• [YOUR OBJECTIVE] Repeat the records below exactly.

• [DATA]
▶
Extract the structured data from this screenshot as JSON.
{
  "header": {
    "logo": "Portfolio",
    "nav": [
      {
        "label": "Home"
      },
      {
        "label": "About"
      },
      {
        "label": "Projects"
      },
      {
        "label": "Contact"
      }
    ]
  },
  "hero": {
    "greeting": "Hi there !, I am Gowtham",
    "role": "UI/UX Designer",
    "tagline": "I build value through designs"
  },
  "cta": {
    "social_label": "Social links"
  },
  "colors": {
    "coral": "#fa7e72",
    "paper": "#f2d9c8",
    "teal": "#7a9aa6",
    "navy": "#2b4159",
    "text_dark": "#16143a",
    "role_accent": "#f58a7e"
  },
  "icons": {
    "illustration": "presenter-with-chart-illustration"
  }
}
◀
• [RESULT OF THIS EXERCISE]
Extract the structured data from this screenshot as JSON.
{
  "header": {
    "logo": "Portfolio",
    "nav": [
      {
        "label": "Home"
      },
      {
        "label": "About"
      },
      {
        "label": "Projects"
      },
      {
        "label": "Contact"
      }
    ]
  },
  "hero": {
    "greeting": "Hi there !, I am Gowtham",
    "role": "UI/UX Designer",
    "tagline": "I build value through designs"
  },
  "cta": {
    "social_label": "Social links"
  },
  "colors": {
    "coral": "#fa7e72",
    "paper": "#f2d9c8",
    "teal": "#7a9aa6",
    "navy": "#2b4159",
    "text_dark": "#16143a",
    "role_accent": "#f58a7e"
  },
  "icons": {
    "illustration": "presenter-with-chart-illustration"
  }
}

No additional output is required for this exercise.